August 28 Venerable Moses the Ethiopian of Scete

Read the Life of St. Moses here

Saint Moses Murin the Ethiopian lived during the fourth century in Egypt.

St. Moses died about the year 400.

Liturgical Hymns in Honor of Moses from the Menaion

Translations copyright by Br. Isaac E. Lambertsen, drawn from the Menaion of the Orthodox Church, in 12 volumes (in English), published by the St. John of Kronstadt Press, 1180 Orthodox Way, Liberty TN 37095; www.sjkp.org.  Authorized only for private devotional purposes.  Further distribution, reproduction, or incorporation into other documents is prohibited without prior permission from the publisher.  All rights reserved.

By thy supplications and showers of repentance, O father, wash clean my heart which hath been darkened by the sting of sin.

Having nailed thy flesh to the fear of the Master, O all-blessed God-bearer, thou didst dry up every passionate thought from thy heart.

Having hidden the seeds of the Word in the furrows of thy thoughts, O father, thou didst produce grain which is laid up in inexhaustible granaries.

Moved by the Spirit, O wise one, by endurance thou didst nullify the evil acts of the demons with spiritual acts.

Strengthened with godly power, O venerable Moses, like one of the incorporeal ones thou didst bring low the mighty serpent.

With the showers of thy tears thou didst extinguish the fiery conflagration of the passions, and wast shown to be a river of spiritual gifts, full to overflowing with the Spirit.

By unceasing entreaties and the endurance of pain, O father, thou didst drive from thy soul the demon which loveth carnality.

Directing thy thoughts to things which transcend the mind and speech, O venerable one, thou didst endure the burning heat of asceticism as though it were a divine dew.

Unfurling the sail of non-acquisition, thou didst sail easily across the sea of life, O father, guided to the calm haven.

Set afire by the burning ember of dispassion, O blessed one, thou didst utterly consume the dry tinder of the passions.

Thou hast been shown to be a star of abstinence, shining in the heights and illumining our souls, O all-glorious one.

Thou didst ascend to the summit of the virtues and didst attain unto the heavenly isle, O right wondrous father Moses.

With the spiritual radiance which is within thee, enlighten me who am surrounded by the night of sin and the darkness of pleasures, O father, and guide me wholly to the haven of salvation.

Storing up the sweetness of the flowers of the virtues in the honeycomb of thy mind, like an industrious bee, O father, thou didst pour forth the sweetness of immortality which dispelleth the bitterness of the demons.

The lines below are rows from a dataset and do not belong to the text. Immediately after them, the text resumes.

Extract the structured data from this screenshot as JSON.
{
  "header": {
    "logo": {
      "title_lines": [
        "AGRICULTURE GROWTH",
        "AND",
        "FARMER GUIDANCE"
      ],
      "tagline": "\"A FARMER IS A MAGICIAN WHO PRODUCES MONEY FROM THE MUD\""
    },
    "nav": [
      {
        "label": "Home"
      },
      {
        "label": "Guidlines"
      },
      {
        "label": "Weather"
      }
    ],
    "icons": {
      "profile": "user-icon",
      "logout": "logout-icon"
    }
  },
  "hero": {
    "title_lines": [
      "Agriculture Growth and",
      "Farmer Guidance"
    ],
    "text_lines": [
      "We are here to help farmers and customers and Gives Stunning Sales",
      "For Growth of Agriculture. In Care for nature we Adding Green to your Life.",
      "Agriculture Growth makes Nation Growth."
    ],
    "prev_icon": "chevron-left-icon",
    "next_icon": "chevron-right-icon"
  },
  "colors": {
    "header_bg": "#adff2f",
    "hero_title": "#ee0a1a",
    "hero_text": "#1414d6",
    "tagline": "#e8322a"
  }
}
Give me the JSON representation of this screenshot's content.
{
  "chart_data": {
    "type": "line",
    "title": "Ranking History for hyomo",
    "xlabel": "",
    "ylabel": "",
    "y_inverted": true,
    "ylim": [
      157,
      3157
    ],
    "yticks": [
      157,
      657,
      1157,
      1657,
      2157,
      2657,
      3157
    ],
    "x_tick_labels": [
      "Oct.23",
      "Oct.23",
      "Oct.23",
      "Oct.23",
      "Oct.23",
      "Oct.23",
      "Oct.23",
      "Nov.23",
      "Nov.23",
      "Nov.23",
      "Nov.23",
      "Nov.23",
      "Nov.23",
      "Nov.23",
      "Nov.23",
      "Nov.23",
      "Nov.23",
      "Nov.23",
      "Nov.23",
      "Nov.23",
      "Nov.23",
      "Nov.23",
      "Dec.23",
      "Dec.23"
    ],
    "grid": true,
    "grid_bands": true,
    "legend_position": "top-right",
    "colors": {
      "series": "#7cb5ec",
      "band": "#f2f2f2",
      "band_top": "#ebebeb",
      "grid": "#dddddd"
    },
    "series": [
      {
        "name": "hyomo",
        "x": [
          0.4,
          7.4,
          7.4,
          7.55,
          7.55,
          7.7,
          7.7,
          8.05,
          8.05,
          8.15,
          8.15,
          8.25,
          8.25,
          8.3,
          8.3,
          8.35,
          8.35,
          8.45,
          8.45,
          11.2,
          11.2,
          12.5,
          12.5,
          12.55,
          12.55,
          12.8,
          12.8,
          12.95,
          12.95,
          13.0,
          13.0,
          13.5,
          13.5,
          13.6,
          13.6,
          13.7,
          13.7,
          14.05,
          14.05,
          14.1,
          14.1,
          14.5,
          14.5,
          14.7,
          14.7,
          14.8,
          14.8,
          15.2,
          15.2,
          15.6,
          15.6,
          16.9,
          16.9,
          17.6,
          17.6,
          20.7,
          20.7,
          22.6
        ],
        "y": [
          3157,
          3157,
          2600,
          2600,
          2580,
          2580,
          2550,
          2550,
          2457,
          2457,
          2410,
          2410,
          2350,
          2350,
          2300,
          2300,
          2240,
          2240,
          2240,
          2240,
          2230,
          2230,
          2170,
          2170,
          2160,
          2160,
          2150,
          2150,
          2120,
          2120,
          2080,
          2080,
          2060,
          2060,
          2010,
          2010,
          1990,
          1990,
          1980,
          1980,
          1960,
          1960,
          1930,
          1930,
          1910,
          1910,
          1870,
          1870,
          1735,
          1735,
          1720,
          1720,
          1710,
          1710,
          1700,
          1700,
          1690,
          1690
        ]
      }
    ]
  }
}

Exercising thyself in endurance in the desert, thou didst inherit the city on high; and enslaving thy flesh through fasting, O wondrous one, thou didst depart to the food which is never exhausted and the mansions of paradise.

Cleansed of the mire of the passions, and shining with spiritual radiance, thou hast truly passed over to the immaterial Light, O blessed one, where the choirs of fasters dwell forever.

Thou didst flee all evil, and, embracing goodly change, thou didst immaterially espouse good desires, O blessed one, crying out: Blessed art Thou, O God!

By immeasurable pangs of abstinence thou didst cause the pain of sin to dry up. O God-bearer. Wherefore, thou hast found delight in good things without pain, blessing thy Master.

Enlivened by prayers, elevated by humility, illumining thy soul with righteousness, adorned with love, O father, thou didst make haste to the perfection of the virtues, to the manifest heights, crying to the Master: Ye priests, bless; ye people, exalt Him supremely for all ages!

Though black of body, thou didst acquire a soul brighter than the rays of the sun, and didst blacken the dark countenances of the demons; and with thy divine likeness thou dost illumine the hearts of the faithful who fervently chant: Ye people, exalt God supremely forever!

Wholly protected by humility, O father, thou didst escape the darts of the noetic Moors, and in word and deed wast a model for monks in doing battle with the spiritual enemy, crying out with them: Ye children, bless; ye priests, hymn; ye people, exalt Christ supremely for all ages!

Having truly ended thy life in good deeds, thou didst reach the well-spring of good things and didst receive thine ultimate desire. Where the voice of those who keep festival is heard with laudation thou hast made thine abode, rejoicing, O right wondrous and venerable father Moses.

The drops of the sweat of thy pangs let fall drops of the sweetness of spiritual benefit and dispel the bitterness of our passions. Thy relics pour forth healings upon us and cleanse our souls of the mire and defilement of evils.

Christ hath crowned thy head with unfading wreaths, O wondrous one, who steadfastly vanquished the hordes of the prince of this world; and as befitteth one of the holy thou hast been enrolled in the choirs of the venerable. With them pray thou, that those who honor thee be delivered from temptations.